The mission of SustainUS is to educate U.S. youth about the WSSD. The program started with a handful of people who were pumped up after an international youth conference in Sweden, and has grown into an extensive and well-organized force of young people empowered to hold youth and the government accountable for solving global warming. The bet with Bush is over, but if you are a youth, you can still get involved in the network by checking out the SustainUS website.

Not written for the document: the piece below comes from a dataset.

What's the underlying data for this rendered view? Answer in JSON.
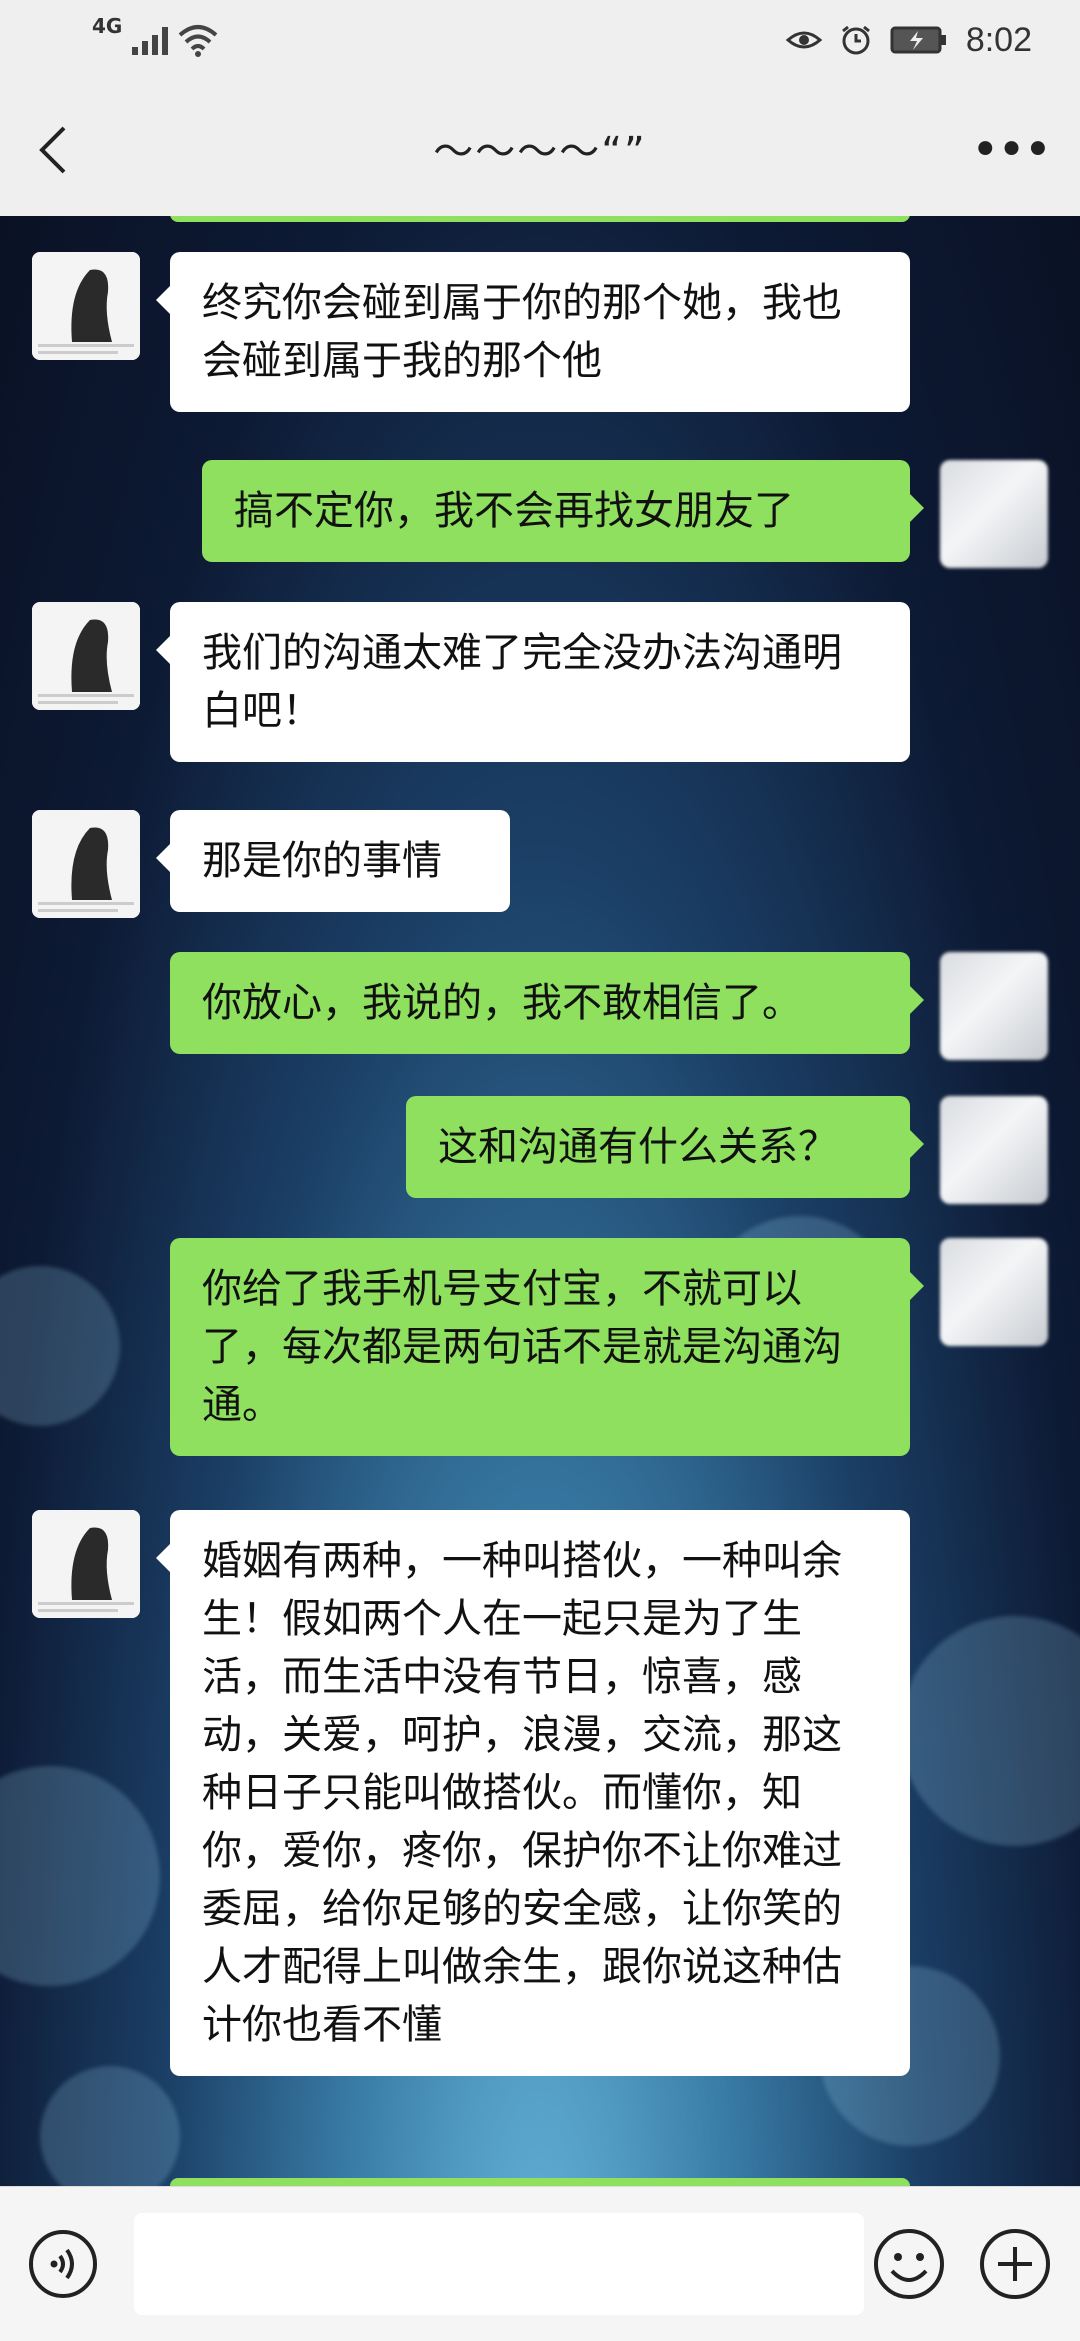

Guadalupe, a student at UC-Berkeley and our incredibly efficient and effective intern, is gone for the day, but I have to get in touch her about this weekend’s Aloha Festival in the Presidio in San Francisco. She is going to table with me on Saturday, but getting out there on public transportation with a box of T-shirts, table, banner, postcards, and the whole get-up is something of a logistical nightmare. Hopefully, she can meet the volunteers and me at the office tomorrow morning, so we can all carpool together. She is not going to like getting up that early on the weekend, but campaigning next to the ocean, under the Golden Gate Bridge, on a sunny Saturday is not such a bad job.
Want to join us tomorrow at the park or volunteer for the Clean Energy Now! campaign? Email me at email@example.com.
More stories in this series:
Sister Evelyn Mattern had two goals in mind as she stood vigil recently with a Protestant colleague in a gas mask, singing, “This Air is My Air!” at the North Carolina statehouse. Her short-term aim was to lend support to …
“Do it in the dark!” That’s the rallying cry at Tufts University in Medford, Mass., where an ambitious campaign is under way to cut greenhouse gases. Sure, climate change activism — conserving energy, using renewable fuels, and constructing eco-friendly buildings …
As the epidemic of accounting scandals continues to spread and the term Corporate Responsibility rings with the oppressive severity of an 11th Commandment, it’s nice to catch a little glimpse of the brighter side: A growing number of U.S. companies …
Get Grist in your inbox